-- Opening Marker --

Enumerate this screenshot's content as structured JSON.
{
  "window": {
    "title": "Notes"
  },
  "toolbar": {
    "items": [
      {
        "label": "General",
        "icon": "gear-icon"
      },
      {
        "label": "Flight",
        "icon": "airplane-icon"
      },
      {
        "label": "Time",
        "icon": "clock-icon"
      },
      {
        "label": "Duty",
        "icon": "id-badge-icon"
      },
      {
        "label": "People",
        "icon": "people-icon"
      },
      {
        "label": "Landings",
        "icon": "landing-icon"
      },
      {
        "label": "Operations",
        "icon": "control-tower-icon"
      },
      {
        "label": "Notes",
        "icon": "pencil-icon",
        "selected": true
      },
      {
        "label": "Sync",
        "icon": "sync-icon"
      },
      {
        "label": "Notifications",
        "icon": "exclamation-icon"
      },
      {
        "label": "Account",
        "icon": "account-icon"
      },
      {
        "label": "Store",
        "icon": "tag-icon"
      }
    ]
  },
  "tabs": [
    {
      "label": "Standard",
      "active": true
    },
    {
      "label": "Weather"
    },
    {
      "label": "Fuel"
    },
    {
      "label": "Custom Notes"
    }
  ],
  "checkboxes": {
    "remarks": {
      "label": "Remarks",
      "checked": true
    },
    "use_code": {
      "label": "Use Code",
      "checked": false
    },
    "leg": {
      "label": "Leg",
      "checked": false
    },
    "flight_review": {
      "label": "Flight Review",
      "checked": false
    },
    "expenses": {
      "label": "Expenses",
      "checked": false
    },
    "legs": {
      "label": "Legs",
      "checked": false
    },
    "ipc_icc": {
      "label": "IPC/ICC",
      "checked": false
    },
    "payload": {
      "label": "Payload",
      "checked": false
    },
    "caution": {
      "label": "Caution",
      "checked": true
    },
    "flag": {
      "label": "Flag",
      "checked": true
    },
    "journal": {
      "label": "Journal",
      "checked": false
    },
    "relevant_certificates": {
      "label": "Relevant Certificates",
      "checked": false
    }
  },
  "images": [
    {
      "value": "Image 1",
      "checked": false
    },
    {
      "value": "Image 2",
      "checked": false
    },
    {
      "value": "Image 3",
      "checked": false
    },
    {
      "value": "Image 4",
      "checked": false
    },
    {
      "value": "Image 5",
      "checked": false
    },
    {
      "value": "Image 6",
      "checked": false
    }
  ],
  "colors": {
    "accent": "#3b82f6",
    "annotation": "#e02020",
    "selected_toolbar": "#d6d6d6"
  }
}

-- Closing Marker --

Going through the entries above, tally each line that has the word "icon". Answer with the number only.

SOLUTION FOR THIS TASK
12